Signs of Life
So as not to be seen wrongly as a prophet of doom and gloom, I have to note that I’ve seen many encouraging things in the last twenty years in the Church. More Catholics are studying the Bible and the Catechism. We have much better seminary formation and many young orthodox and holy priests. Many young Catholics dedicate themselves to study and lay ecclesial ministry. Adoration chapels continue to multiply, along with more reverent liturgies. I never thought I would say this, but even liturgical music has been improving. As a sign of the active presence of God’s transforming grace in the world, canonizations continue with relative frequency and many new causes of canonization have opened within the United States alone. And maybe as a sign that the spiritual crisis has gained notice, there has been a resurgence of exorcisms and the training of exorcists.

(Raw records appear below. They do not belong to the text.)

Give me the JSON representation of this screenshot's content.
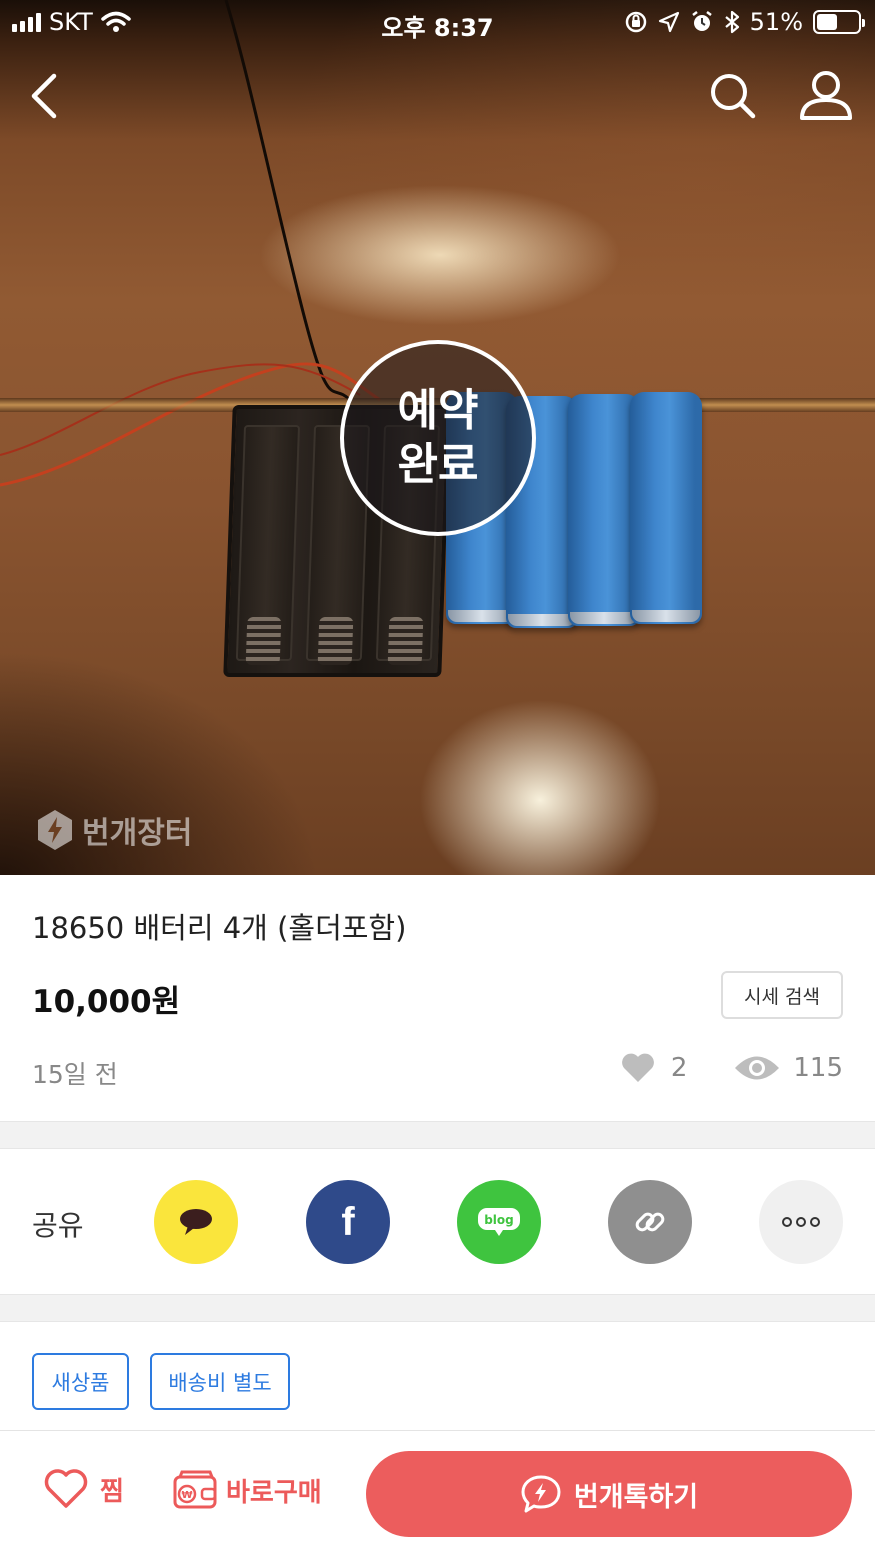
{
  "status_bar": {
    "carrier": "SKT",
    "time": "오후 8:37",
    "battery_percent": "51%",
    "battery_level": 0.51
  },
  "nav": {
    "back_icon": "chevron-left-icon",
    "search_icon": "search-icon",
    "profile_icon": "user-icon"
  },
  "photo": {
    "status_line1": "예약",
    "status_line2": "완료",
    "watermark": "번개장터"
  },
  "product": {
    "title": "18650 배터리 4개 (홀더포함)",
    "price": "10,000원",
    "market_search_label": "시세 검색",
    "posted_ago": "15일 전",
    "likes": "2",
    "views": "115"
  },
  "share": {
    "label": "공유",
    "buttons": [
      {
        "name": "kakaotalk",
        "icon": "speech-bubble-icon",
        "color": "#fae53c"
      },
      {
        "name": "facebook",
        "icon": "facebook-icon",
        "glyph": "f",
        "color": "#2f4a8a"
      },
      {
        "name": "blog",
        "icon": "blog-icon",
        "glyph": "blog",
        "color": "#3fc43f"
      },
      {
        "name": "copy-link",
        "icon": "link-icon",
        "color": "#8f8f8f"
      },
      {
        "name": "more",
        "icon": "more-icon",
        "glyph": "∘∘∘",
        "color": "#f0f0f0"
      }
    ]
  },
  "tags": [
    "새상품",
    "배송비 별도"
  ],
  "bottom_bar": {
    "like_label": "찜",
    "buy_now_label": "바로구매",
    "chat_label": "번개톡하기",
    "accent_color": "#ec5d5d"
  }
}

Response to the Crisis
The devil uses sin and controversy in the Church to discourage and distract us from our central duty to accept and share God’s life and to be holy. Global headlines and international controversies take the focus away from the crisis of faith in our family, our parish, and ourselves. We have to trust God for things that are out of our control and embrace the mission he is giving us for what we can influence.

In the 1980s a book pushed a cardinal to international prominence as he put his finger on the controversy of faith in the Church following the Second Vatican Council: The Ratzinger Report. I found another interview book with a cardinal helpful in refocusing us on the true task at hand: Cardinal Sarah’s God or Nothing. Throughout the book the cardinal presses the need for spiritual renewal and deep encounter with God in prayer. I think he sees right into the real combat we are facing: “The Son of God had announced to his disciples that they would never be at peace in this world. The only way to win this great combat is union with God. Christians will never succeed in overcoming the challenges of the world by appealing to political tools, human rights, or respect for religious liberty. The only true rock for the baptized is prayer and the encounter with Jesus Christ. Men whose strength is in prayer are unsinkable.”

In conclusion, in this year of the centenary of Fatima, let’s pay greater attention to Our Lady’s call for praying the rosary and doing penance for conversion. Personally, I’ve tried to follow St. John Paul II’s motto: Totus Tuus. Mary, I place myself, my family, my parish, and all of the Church in your hands. May we be totally yours so that we can be totally in the heart of your Son, Jesus.

R. Jared Staudt

By

R. Jared Staudt works in the Office of Evangelization and Family Life Ministries of the Archdiocese of Denver. He earned his BA and MA in Catholic Studies at the University of St. Thomas in St. Paul, MN and his PhD in Systematic Theology from Ave Maria University in Florida. Staudt served previously as a director of religious education in two parishes, taught at the Augustine Institute and the University of Mary, and served as co-editor of the theological journal Nova et Vetera. He and his wife Anne have six children and he is a Benedictine oblate.

MENU